> [Task prompt]
From the records below, copy out each line that has the word "SHOP".

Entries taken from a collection
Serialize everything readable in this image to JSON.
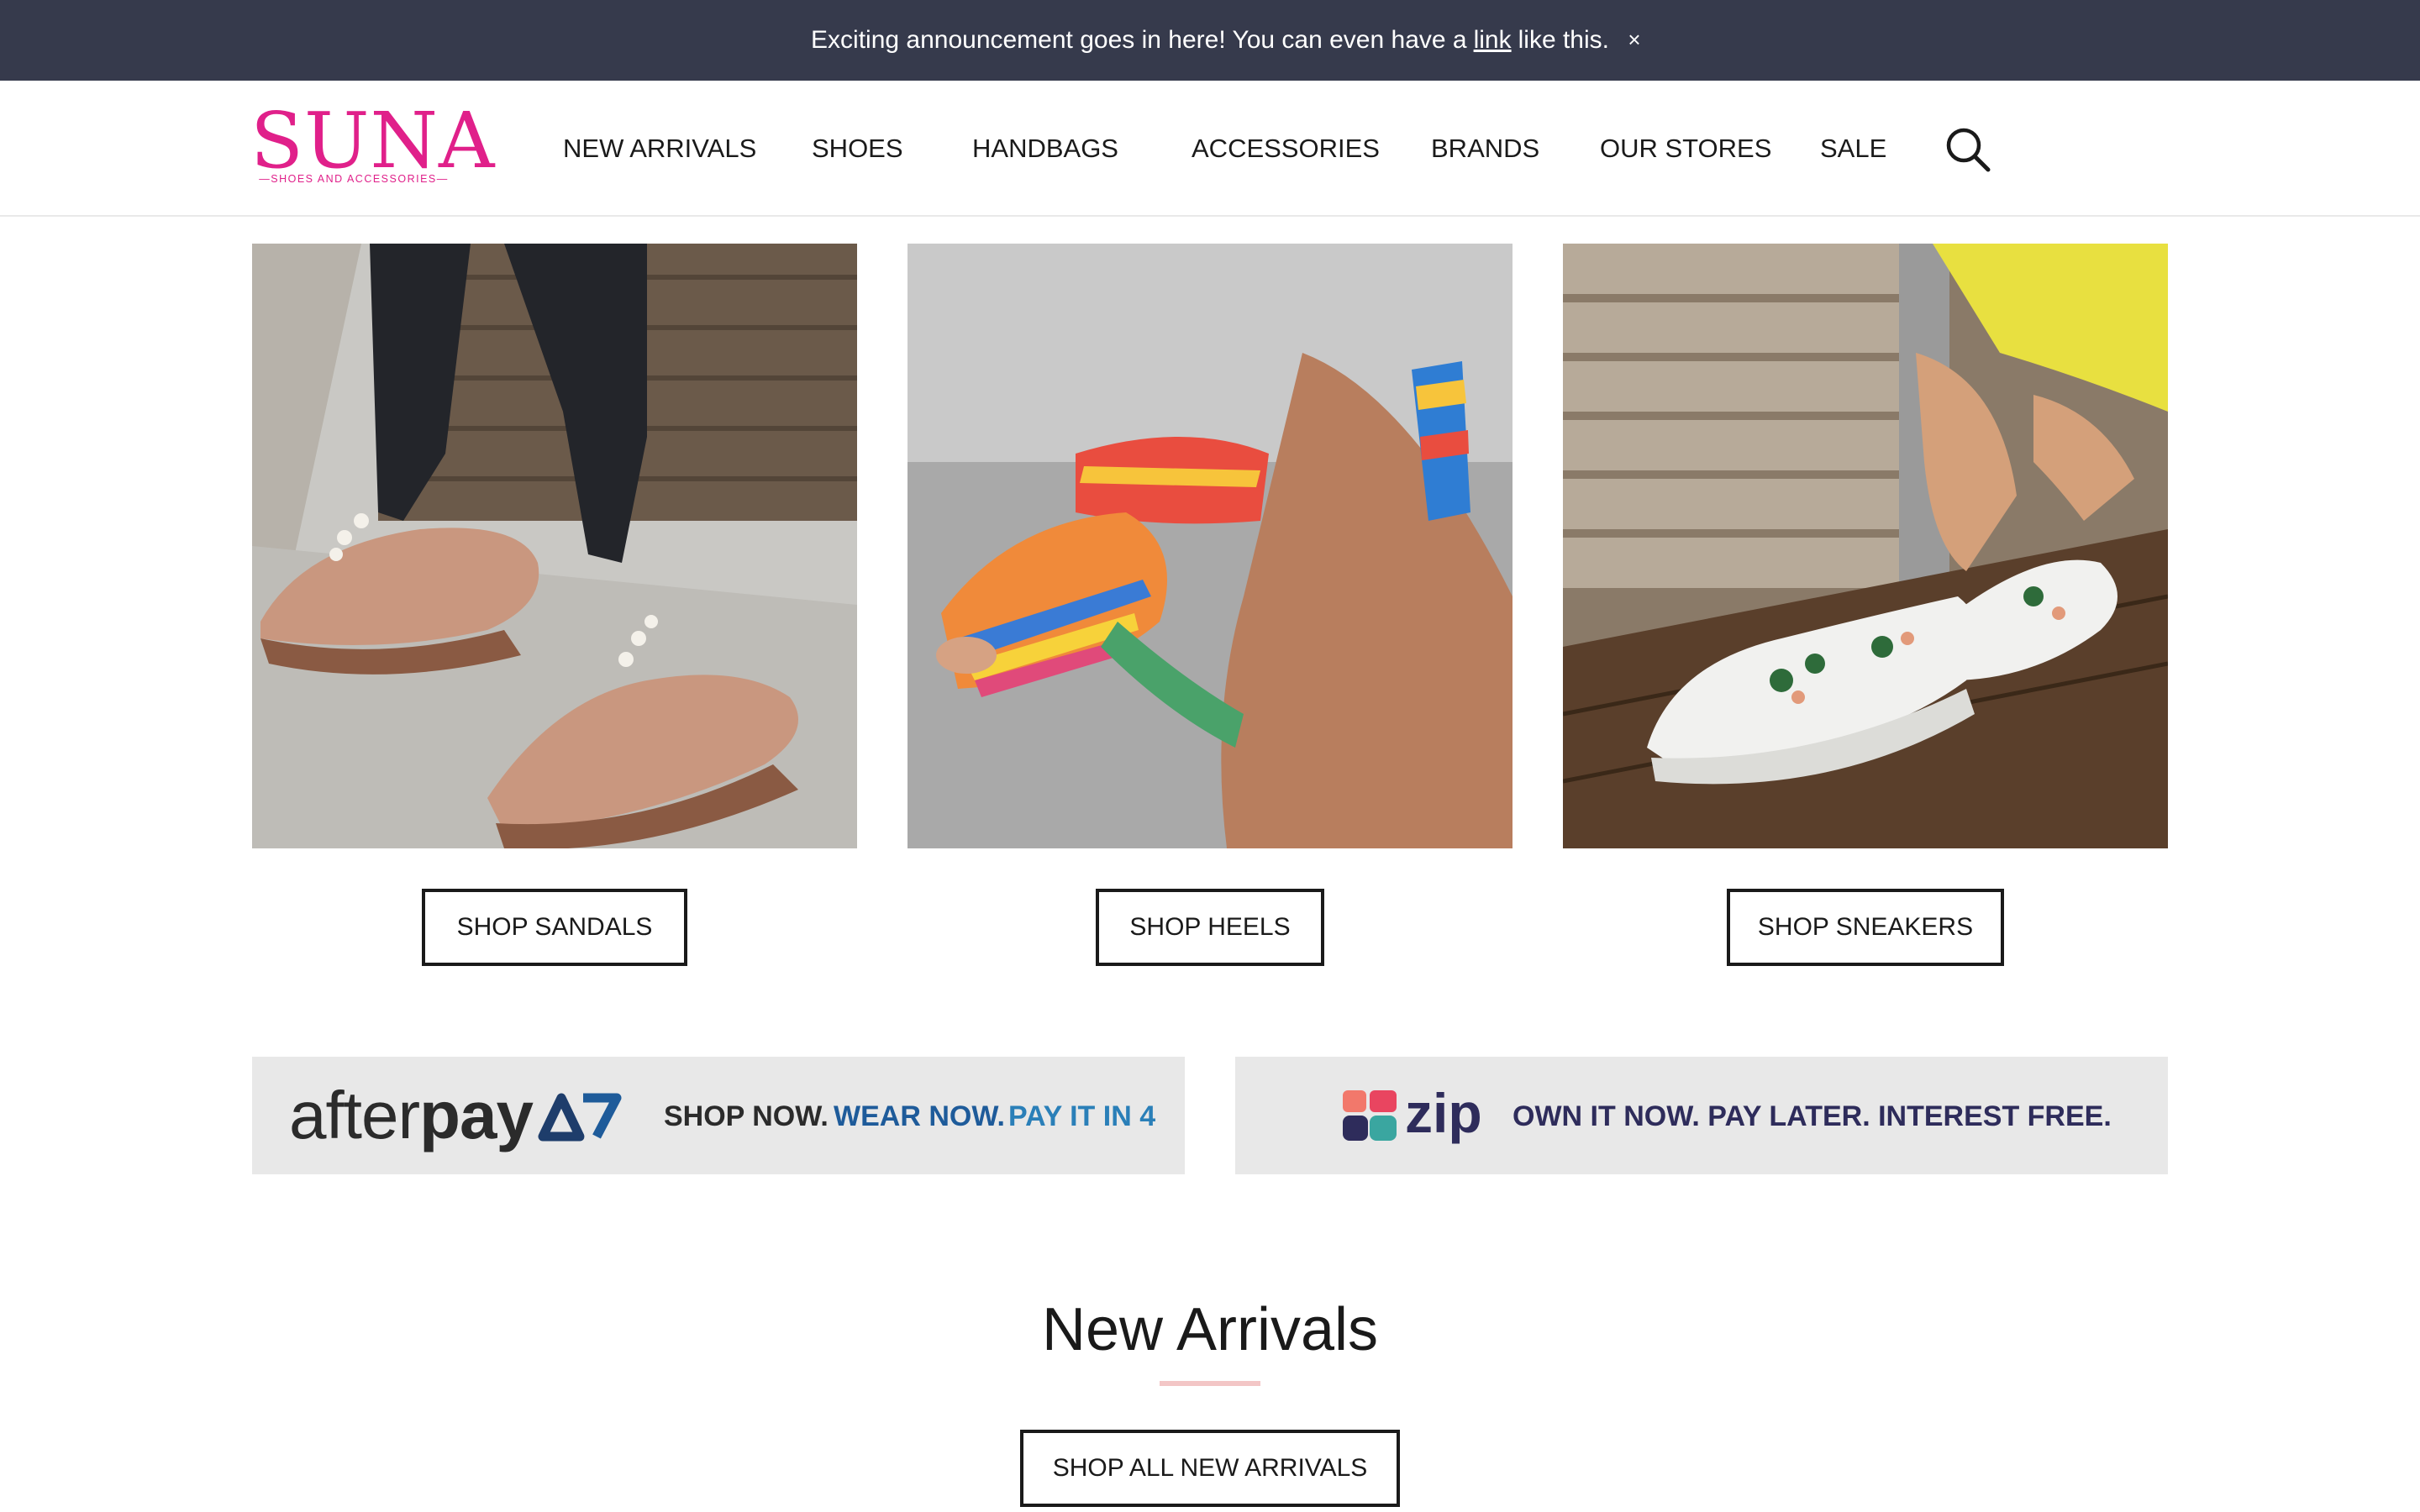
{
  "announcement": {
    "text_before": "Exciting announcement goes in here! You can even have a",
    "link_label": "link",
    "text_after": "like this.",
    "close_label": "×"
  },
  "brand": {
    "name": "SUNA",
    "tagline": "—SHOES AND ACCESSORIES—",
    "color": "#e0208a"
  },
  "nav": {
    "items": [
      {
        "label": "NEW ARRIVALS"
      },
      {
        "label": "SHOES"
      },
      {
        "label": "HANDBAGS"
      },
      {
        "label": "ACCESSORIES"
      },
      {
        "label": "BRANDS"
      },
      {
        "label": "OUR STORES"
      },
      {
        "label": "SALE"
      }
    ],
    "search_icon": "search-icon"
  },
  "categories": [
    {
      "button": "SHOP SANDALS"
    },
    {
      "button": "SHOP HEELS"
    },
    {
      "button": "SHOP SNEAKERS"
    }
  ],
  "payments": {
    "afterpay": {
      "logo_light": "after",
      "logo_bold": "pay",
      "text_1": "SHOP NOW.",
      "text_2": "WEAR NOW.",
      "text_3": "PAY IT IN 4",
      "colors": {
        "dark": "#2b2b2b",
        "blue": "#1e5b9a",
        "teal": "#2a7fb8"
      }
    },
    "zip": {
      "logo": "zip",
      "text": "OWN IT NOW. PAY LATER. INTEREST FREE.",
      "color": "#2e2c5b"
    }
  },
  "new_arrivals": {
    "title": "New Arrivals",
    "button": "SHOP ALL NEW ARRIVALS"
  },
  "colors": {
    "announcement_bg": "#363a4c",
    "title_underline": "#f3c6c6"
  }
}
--
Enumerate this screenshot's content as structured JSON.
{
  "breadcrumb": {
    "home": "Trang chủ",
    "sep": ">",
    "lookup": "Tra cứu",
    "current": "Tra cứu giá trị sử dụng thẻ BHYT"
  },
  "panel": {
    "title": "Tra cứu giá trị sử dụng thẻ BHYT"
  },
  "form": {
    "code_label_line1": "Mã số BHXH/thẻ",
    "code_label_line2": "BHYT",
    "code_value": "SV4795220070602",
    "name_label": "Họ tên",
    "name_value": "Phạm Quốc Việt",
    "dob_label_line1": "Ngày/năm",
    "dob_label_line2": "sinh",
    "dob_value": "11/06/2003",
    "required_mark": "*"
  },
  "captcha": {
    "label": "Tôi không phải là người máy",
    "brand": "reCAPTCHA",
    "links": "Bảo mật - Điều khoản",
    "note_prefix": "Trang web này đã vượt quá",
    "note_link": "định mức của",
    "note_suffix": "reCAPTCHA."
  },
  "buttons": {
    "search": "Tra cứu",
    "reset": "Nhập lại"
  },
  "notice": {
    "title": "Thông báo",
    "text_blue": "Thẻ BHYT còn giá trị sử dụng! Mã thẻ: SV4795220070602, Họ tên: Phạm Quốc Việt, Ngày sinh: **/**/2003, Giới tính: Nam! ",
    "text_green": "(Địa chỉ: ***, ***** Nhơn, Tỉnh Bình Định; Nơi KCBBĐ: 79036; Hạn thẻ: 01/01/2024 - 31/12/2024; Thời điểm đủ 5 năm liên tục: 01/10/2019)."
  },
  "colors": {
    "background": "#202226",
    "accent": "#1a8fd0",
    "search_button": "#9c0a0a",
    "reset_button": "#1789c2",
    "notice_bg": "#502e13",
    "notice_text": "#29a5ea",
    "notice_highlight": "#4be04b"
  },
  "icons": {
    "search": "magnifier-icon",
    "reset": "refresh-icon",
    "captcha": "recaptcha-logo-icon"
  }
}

> [Finished task]
      "button": "SHOP SANDALS"
      "button": "SHOP HEELS"
      "button": "SHOP SNEAKERS"
      "text_1": "SHOP NOW.",
    "button": "SHOP ALL NEW ARRIVALS"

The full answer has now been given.